Using the records below, count the lines containing "JSON" and give only the total.

BEGIN INFORMATION SUPPLIED

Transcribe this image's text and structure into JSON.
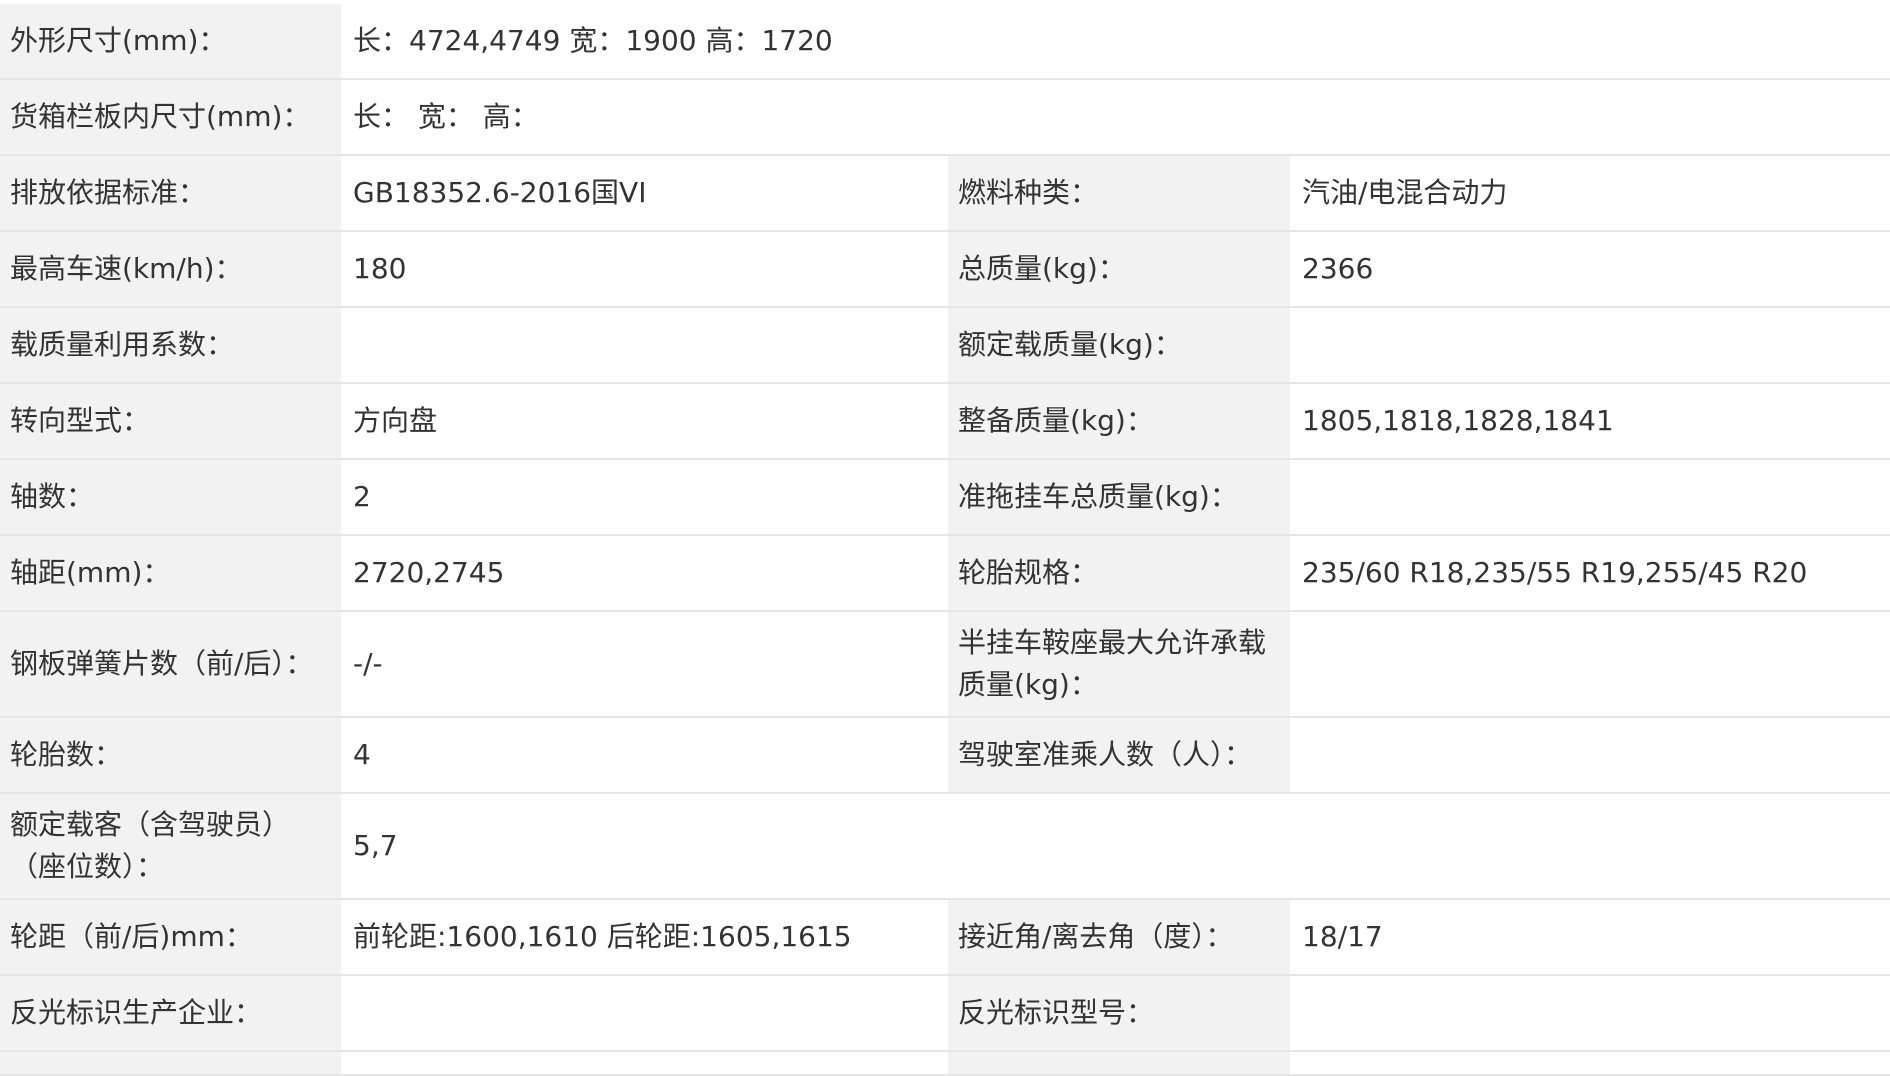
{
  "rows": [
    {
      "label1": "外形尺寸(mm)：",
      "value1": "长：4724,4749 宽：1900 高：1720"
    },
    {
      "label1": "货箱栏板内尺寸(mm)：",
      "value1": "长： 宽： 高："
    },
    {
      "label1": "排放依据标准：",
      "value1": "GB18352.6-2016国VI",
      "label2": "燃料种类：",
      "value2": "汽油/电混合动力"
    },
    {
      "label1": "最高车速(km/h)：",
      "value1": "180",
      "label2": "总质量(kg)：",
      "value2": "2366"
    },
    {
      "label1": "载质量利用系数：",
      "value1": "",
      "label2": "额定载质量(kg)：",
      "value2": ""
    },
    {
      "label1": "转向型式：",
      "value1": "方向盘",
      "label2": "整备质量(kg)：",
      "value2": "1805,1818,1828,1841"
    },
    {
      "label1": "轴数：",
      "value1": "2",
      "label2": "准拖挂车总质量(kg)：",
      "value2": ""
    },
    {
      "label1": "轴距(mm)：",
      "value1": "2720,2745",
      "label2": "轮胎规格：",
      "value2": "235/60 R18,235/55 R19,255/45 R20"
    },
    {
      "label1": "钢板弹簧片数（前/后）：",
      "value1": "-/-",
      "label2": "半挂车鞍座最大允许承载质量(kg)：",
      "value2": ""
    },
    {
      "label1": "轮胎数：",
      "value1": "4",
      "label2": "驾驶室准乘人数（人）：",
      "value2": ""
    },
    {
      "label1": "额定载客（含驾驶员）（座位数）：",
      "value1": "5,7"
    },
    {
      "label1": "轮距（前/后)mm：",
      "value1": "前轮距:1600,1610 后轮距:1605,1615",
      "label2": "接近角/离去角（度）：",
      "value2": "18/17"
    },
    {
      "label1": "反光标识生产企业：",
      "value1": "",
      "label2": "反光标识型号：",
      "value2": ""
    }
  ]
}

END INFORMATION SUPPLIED
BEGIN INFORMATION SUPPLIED

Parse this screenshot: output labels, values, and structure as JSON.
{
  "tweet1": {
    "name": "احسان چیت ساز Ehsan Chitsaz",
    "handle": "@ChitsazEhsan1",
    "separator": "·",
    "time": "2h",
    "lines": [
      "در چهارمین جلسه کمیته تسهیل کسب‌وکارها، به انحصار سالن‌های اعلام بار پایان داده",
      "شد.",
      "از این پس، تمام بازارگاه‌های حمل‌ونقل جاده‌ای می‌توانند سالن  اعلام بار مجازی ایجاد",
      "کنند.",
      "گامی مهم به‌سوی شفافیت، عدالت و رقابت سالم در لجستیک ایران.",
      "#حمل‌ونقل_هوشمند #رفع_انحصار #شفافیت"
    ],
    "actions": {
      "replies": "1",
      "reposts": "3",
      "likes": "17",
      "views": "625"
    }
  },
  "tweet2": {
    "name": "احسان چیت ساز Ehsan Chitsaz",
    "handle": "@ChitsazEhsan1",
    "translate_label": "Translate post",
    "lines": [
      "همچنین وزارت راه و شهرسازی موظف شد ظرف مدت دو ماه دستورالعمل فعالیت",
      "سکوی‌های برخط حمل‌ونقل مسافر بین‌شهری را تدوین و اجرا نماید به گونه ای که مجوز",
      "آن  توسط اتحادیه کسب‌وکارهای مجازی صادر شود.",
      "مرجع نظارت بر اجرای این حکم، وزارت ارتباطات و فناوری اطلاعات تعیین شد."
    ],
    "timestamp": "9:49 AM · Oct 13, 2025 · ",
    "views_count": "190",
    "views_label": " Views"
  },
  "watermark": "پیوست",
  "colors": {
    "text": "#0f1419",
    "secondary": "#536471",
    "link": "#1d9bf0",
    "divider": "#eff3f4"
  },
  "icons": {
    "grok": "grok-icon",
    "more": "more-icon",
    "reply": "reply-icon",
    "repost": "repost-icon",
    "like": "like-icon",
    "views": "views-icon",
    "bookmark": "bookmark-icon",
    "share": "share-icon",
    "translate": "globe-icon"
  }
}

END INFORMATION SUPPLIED
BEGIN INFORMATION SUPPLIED

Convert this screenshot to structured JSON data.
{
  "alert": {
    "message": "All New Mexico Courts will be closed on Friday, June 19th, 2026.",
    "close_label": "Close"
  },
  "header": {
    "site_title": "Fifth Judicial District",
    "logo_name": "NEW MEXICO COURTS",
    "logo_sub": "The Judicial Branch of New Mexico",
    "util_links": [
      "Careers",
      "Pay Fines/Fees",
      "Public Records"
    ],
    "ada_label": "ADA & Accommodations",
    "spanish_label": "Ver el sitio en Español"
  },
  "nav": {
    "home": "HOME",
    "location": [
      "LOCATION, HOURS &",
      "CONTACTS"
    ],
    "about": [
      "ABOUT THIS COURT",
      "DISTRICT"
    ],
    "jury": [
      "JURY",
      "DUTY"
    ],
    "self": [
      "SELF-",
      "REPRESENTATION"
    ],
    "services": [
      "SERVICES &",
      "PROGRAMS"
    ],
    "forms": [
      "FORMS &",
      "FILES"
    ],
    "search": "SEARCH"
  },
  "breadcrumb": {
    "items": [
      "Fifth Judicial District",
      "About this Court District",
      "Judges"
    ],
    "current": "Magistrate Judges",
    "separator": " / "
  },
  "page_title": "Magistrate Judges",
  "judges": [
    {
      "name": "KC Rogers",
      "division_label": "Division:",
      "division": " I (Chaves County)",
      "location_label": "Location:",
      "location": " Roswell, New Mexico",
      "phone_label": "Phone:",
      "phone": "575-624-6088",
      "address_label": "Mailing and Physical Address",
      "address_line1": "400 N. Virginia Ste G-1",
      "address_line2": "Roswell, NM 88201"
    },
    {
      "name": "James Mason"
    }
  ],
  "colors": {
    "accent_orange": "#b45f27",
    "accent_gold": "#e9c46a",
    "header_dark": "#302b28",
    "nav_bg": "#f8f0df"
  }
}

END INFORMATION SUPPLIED

## TASK ANSWER
3